Each year on April 10, brothers and sisters across America celebrate the annual Siblings Day holiday. But what about the millions of Americans who don't have any brothers or sisters? April 12 is National Only Child Day, a special day that celebrates the only child in the family.
Whether you have one, two or a slew of siblings or happen to be a one-and-only, there are advantages and disadvantages of having siblings as well as being an only child.
Only children don't have to share toys or bedrooms with annoying brothers and sisters. They can sit in the front seat of the car anytime they want to, too. Plus, only children don't have to fight for their parents undivided attention. And, most importantly, they don't have to wear those dingy, tired and tattered, hand-me-down clothes and shoes.
On the other hand - singlets don't have brothers and sisters to play (fight) with. They can't blame that broken or missing valuable on their sibling (although Fido most certainly could have done it!) But for some, being an only child can be lonely. And some people assume an only child means a spoiled, selfish child.
Despite some negative stereotypes, only children do quite well and enjoy very successful careers and lives, just like those of us with siblings.
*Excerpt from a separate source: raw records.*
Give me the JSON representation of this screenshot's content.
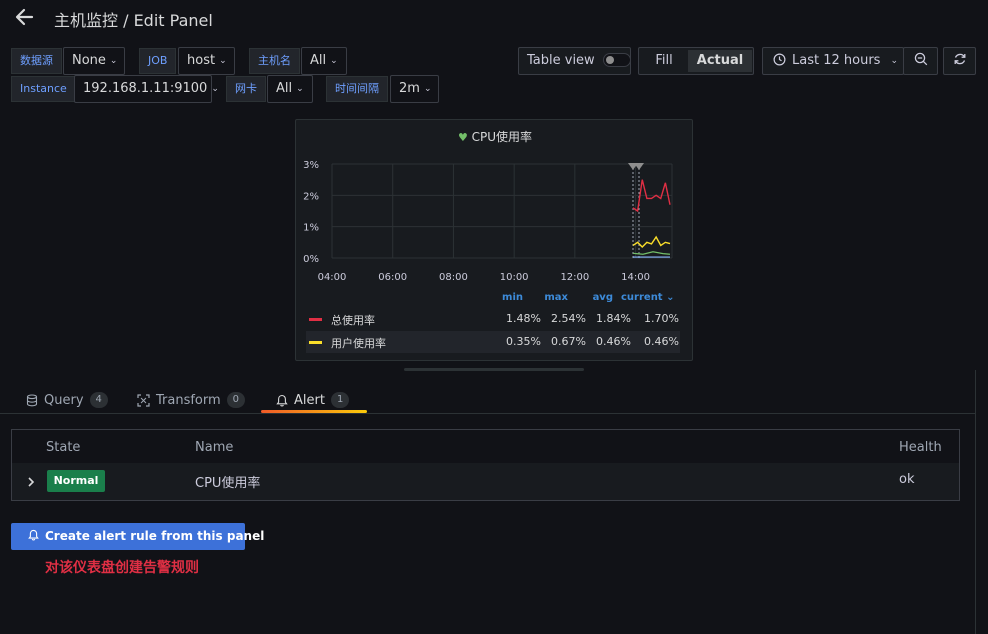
{
  "header": {
    "title": "主机监控 / Edit Panel"
  },
  "variables": {
    "datasource": {
      "label": "数据源",
      "value": "None"
    },
    "job": {
      "label": "JOB",
      "value": "host"
    },
    "hostname": {
      "label": "主机名",
      "value": "All"
    },
    "instance": {
      "label": "Instance",
      "value": "192.168.1.11:9100"
    },
    "nic": {
      "label": "网卡",
      "value": "All"
    },
    "interval": {
      "label": "时间间隔",
      "value": "2m"
    }
  },
  "toolbar": {
    "table_view": "Table view",
    "table_view_on": false,
    "fill": "Fill",
    "actual": "Actual",
    "active_mode": "Actual",
    "time_range": "Last 12 hours"
  },
  "panel": {
    "title": "CPU使用率",
    "legend_headers": [
      "min",
      "max",
      "avg",
      "current"
    ]
  },
  "chart_data": {
    "type": "line",
    "title": "CPU使用率",
    "x_ticks": [
      "04:00",
      "06:00",
      "08:00",
      "10:00",
      "12:00",
      "14:00"
    ],
    "y_ticks": [
      "0%",
      "1%",
      "2%",
      "3%"
    ],
    "ylim": [
      0,
      3
    ],
    "grid": true,
    "legend_placement": "bottom",
    "series": [
      {
        "name": "总使用率",
        "color": "#e02f44",
        "stats": {
          "min": "1.48%",
          "max": "2.54%",
          "avg": "1.84%",
          "current": "1.70%"
        },
        "values": [
          1.6,
          1.5,
          2.5,
          1.9,
          1.9,
          2.0,
          1.9,
          2.4,
          1.7
        ]
      },
      {
        "name": "用户使用率",
        "color": "#fade2a",
        "stats": {
          "min": "0.35%",
          "max": "0.67%",
          "avg": "0.46%",
          "current": "0.46%"
        },
        "values": [
          0.4,
          0.5,
          0.35,
          0.5,
          0.45,
          0.67,
          0.4,
          0.5,
          0.46
        ]
      }
    ],
    "extra_series_colors": [
      "#73bf69",
      "#8ab8ff"
    ]
  },
  "tabs": [
    {
      "label": "Query",
      "count": "4",
      "icon": "database-icon"
    },
    {
      "label": "Transform",
      "count": "0",
      "icon": "transform-icon"
    },
    {
      "label": "Alert",
      "count": "1",
      "icon": "bell-icon",
      "active": true
    }
  ],
  "alert_table": {
    "headers": {
      "state": "State",
      "name": "Name",
      "health": "Health"
    },
    "rows": [
      {
        "state": "Normal",
        "name": "CPU使用率",
        "health": "ok"
      }
    ]
  },
  "create_button": "Create alert rule from this panel",
  "annotation": "对该仪表盘创建告警规则",
  "colors": {
    "accent": "#3d71d9",
    "normal": "#1a7f4b",
    "annotation": "#e02f44"
  }
}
And by the way, only children have two special days to celebrate during the year. National Only-Children's Day is observed on the last Sunday in July.
April 12 is also National Licorice Day and National Grilled Cheese Sandwich Day.